Come summertime, Chicagoans tend to drift eastward toward the lake for beach BBQs and surreptitious drinking. I, meanwhile, don’t trust any natural body of water so close to a giant, disgusting major city, and so I prefer to immerse myself in the bright blue, heavily chlorinated waters of a Chicago public pool. Now, the words “Chicago public pool” sound like they would make Donald Trump wake up in the night in a cold sweat. And apparently they do the same for my fellow Chicagoans as well, because even the most popular pools are never all that crowded. And that’s fine—a bonus, even. I have by no means been to all of them, and my favorites are two old standbys: the Holstein Park pool, with its large, actually deep deep end, and the Humboldt Park public pool, which has a goddamn waterslide. They’re free, they’re clean, and the water’s always nice. Smell that? That’s chlorine and infrastructure. Breathe it in.
There are people who drink varietals of wine based on the outside temperature levels: deep cabernets and malbecs in the winter months, then the wine color gets lighter as the temperature rises. I happen to be one of those people—I could never drink pinot noir in August—but my favorite summer beverage is the lightest of them all. Vinho verde comes to us from Portugal, and is a light, fizzy white wine that’s all-out perfect for the summer months. It even has a lower-alcohol content—so it’s not as intense as a straight-up chardonnay—with an effervescence that makes you feel festive just by pouring it into a glass. So use a champagne flute, why not: It’s like drinking champagne at domestic beer prices. My favorite, Gazela, has a citrusy flavor that sauvignon blanc fans will find familiar. That one retails for under $10, but you can even pick up Espiral at Trader Joe’s for as little as $5. This fabulous drink will be as unfashionable as white pants as soon as Labor Day hits, so enjoy it while you can.

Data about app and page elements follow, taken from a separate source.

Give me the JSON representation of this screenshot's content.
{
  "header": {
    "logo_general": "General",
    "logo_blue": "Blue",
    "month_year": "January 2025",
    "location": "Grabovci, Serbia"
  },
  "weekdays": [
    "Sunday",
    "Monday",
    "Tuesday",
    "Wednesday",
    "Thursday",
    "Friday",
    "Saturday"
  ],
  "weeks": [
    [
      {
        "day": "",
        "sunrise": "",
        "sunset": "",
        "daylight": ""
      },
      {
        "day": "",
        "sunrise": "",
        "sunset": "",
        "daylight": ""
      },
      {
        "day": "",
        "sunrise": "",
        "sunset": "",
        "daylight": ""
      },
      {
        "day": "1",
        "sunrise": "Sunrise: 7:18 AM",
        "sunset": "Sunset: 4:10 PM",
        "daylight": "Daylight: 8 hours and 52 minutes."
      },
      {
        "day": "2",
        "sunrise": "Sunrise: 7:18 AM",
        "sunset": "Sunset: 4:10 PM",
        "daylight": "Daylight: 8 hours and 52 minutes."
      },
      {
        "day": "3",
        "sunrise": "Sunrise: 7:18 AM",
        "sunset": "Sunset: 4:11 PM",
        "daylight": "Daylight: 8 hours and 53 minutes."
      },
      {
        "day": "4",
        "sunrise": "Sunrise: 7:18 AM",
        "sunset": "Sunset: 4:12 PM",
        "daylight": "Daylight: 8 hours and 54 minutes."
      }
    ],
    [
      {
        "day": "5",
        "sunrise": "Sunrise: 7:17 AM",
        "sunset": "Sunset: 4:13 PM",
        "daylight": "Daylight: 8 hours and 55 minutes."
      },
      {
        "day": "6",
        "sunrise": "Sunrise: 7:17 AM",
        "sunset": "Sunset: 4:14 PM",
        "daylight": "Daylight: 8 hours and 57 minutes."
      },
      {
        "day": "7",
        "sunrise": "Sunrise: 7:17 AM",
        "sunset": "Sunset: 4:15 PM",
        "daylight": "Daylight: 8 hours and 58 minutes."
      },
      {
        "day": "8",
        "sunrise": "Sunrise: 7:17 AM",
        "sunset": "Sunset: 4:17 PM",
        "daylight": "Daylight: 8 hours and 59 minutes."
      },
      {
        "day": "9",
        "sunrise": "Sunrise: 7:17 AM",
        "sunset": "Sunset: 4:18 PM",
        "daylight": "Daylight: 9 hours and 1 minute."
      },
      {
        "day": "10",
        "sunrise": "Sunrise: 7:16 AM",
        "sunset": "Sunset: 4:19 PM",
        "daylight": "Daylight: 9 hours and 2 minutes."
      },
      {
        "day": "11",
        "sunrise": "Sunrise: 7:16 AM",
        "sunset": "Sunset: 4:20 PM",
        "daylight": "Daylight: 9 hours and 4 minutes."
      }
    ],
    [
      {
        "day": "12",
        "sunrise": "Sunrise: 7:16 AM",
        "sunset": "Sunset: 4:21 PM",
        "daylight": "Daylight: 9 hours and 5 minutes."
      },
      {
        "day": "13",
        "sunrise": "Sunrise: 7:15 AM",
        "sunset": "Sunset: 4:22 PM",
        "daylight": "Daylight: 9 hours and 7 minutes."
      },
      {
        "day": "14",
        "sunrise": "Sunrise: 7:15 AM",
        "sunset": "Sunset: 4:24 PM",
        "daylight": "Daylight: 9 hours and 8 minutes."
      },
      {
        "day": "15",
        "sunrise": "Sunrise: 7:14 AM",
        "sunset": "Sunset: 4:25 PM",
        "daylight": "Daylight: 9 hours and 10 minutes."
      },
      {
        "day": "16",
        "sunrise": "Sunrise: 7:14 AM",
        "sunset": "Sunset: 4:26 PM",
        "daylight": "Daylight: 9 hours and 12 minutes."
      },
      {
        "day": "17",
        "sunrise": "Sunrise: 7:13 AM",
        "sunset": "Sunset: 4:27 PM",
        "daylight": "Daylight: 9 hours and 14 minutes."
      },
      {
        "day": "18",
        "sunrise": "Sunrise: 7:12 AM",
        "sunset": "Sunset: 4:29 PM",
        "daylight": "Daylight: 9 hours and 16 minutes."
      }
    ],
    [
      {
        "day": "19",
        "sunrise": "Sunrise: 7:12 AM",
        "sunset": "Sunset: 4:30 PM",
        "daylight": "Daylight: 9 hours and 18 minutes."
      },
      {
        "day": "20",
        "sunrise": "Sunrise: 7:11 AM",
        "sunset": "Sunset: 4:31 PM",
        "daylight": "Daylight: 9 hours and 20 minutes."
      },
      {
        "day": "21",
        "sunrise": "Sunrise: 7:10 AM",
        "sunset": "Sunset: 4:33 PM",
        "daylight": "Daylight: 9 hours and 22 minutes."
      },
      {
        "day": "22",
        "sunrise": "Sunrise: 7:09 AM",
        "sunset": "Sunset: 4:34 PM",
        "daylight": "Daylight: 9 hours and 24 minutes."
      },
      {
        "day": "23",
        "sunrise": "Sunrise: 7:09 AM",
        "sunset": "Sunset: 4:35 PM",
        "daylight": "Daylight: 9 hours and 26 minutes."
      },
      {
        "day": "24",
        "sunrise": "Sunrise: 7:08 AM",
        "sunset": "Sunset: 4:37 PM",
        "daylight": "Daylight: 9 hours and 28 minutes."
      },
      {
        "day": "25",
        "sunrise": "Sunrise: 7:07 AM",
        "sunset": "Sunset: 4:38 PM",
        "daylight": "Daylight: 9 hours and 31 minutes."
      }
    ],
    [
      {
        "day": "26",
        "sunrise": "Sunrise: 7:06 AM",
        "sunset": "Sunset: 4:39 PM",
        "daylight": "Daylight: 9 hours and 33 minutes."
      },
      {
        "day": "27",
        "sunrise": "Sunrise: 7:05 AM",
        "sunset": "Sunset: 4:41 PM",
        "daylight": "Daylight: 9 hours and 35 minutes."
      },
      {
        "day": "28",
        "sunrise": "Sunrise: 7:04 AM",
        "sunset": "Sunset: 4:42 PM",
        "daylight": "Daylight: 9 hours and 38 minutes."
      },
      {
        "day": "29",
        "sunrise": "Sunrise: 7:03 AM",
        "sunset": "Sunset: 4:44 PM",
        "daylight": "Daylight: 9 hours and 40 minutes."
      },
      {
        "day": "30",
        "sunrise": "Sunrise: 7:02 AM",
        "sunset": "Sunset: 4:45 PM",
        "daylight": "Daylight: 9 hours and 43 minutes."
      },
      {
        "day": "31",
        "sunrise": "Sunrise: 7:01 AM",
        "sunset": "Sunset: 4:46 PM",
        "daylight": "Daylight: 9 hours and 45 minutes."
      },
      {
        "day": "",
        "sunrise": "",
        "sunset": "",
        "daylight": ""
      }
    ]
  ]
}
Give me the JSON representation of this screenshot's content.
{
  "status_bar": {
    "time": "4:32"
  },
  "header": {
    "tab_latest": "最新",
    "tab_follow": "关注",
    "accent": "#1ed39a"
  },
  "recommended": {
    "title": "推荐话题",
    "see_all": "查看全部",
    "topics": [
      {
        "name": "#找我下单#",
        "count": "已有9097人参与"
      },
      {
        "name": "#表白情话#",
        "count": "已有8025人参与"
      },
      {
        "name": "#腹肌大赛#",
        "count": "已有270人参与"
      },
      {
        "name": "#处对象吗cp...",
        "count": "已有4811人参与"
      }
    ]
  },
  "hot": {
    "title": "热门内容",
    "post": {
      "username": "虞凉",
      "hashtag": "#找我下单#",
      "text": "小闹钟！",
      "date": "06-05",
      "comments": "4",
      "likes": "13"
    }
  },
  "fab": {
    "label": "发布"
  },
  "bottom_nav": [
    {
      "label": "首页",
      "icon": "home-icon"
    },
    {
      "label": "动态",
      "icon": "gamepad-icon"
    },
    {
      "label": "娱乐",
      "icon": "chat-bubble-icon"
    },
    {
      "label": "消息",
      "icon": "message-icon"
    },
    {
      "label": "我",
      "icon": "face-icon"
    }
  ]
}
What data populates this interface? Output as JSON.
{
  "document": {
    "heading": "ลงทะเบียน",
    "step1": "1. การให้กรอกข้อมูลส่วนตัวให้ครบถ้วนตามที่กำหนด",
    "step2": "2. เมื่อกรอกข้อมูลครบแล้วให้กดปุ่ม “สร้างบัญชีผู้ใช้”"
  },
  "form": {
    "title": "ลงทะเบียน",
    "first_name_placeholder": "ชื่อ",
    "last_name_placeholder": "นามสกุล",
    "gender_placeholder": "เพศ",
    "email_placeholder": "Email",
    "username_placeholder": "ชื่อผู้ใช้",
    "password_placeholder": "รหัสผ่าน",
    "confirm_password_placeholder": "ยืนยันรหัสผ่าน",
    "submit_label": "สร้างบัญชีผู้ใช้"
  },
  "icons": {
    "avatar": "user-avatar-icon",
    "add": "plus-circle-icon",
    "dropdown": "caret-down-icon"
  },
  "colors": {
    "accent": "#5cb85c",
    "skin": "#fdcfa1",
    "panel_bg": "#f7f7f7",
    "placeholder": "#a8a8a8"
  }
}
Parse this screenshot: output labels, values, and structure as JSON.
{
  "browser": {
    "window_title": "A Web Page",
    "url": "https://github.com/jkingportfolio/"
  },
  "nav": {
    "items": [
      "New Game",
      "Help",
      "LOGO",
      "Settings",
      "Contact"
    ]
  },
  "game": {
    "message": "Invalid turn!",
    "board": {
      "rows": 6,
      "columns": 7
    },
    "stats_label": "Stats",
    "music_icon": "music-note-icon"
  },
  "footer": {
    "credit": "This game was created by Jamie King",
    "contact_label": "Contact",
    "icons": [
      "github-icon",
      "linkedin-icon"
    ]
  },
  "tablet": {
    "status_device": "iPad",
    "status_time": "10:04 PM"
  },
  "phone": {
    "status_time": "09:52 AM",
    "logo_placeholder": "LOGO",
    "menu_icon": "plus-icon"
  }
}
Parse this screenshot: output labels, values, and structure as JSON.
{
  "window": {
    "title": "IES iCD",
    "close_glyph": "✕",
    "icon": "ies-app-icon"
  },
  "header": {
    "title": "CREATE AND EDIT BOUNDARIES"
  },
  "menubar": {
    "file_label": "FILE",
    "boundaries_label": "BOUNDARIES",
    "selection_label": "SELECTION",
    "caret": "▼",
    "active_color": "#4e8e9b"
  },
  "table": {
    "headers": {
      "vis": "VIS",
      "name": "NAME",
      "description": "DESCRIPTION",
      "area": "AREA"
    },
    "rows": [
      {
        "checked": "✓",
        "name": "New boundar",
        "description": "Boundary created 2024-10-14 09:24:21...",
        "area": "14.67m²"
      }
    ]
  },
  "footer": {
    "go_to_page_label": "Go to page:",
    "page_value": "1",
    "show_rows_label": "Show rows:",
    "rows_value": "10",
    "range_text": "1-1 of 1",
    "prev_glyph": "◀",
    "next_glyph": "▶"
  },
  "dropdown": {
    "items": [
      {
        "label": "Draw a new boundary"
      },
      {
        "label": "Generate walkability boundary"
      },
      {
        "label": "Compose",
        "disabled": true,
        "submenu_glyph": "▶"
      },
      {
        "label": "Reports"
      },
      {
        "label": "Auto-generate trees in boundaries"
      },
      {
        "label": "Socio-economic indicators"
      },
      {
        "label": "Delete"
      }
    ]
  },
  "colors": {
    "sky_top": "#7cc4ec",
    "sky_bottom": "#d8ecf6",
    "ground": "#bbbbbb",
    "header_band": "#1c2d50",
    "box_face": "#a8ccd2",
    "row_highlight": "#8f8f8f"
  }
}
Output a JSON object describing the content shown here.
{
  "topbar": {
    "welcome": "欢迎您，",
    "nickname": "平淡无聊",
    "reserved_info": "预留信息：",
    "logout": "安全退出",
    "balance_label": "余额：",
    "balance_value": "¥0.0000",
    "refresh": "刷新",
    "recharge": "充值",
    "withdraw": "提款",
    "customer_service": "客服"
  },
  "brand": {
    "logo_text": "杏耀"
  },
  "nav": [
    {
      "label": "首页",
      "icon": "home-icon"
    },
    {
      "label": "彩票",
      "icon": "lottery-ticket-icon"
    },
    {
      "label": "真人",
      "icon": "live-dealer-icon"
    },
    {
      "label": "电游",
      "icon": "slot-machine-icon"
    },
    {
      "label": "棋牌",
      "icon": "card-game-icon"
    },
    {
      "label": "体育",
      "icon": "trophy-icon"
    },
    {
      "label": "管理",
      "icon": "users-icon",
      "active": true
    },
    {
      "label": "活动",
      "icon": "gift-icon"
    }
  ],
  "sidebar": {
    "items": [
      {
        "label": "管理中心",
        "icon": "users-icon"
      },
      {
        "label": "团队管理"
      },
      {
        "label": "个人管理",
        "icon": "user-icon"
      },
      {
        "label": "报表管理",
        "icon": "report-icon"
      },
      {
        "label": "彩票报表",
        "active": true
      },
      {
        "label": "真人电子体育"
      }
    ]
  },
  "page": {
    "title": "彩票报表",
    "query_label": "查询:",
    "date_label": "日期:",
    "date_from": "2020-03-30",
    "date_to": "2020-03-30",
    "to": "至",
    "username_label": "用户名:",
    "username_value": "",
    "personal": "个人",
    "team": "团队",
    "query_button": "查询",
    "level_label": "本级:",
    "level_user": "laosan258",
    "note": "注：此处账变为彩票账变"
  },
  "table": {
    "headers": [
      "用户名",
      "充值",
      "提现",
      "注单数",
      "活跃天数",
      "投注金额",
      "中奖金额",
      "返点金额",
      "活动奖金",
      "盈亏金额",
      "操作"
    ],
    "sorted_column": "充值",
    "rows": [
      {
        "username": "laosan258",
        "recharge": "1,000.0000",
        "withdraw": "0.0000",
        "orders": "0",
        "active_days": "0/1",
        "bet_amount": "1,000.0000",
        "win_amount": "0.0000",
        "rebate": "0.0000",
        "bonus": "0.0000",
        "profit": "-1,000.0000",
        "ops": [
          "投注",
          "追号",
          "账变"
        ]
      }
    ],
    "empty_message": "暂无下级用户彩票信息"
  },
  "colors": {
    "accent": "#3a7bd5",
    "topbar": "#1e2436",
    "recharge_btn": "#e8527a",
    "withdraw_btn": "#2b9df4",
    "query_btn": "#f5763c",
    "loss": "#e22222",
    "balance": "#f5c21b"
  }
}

Years ago, my brother, my cousin, and their friends happened upon a YouTube video starring the Zooperstars, a touring troupe of performers in inflatable animal costumes who entertain between innings, during intermissions, and at halftimes in athletic venues across the country. The act is objectively corny—and they were told so, to their squishy faces, multiple times in their run on America’s Got Talent. But anything that enrages Piers Morgan gets a pass in my book, as does the dad-joke-level wordplay that goes into the characters’ names: Clammy Sosa, Snail Earnhardt Jr., Nomar Garciaparrot, and so on. Having now seen the Zooperstars in person, during a recent match-up between the Frontier League’s Schaumburg Boomers and Washington Wild Things, I can confirm they’re corny as hell, but definitely worth the price of admission to a minor-league baseball game. Please believe me when I tell you that seeing Clammy Sosa eat a guy (then barf up his clothes, then barf up the guy) is going to be one of the highlights of my summer. And you don’t have to take my word for it: You can also go by the genuine shrieks of delight that emitted from my entire party whenever the Zooperstars hit the field. Just look at our faces in this snapshot with the Zooperstars’ bird in the press squawks, Harry Canary. Holy caw! (Please accept this write-up as a tacit Staff Pick for the following: minor-league baseball in Midwestern suburbs, lax public-transit restrictions on alcohol consumption, and hating the stinking guts of sanctimonious television personalities who can’t stop tweeting about all the feet they want to fuck.)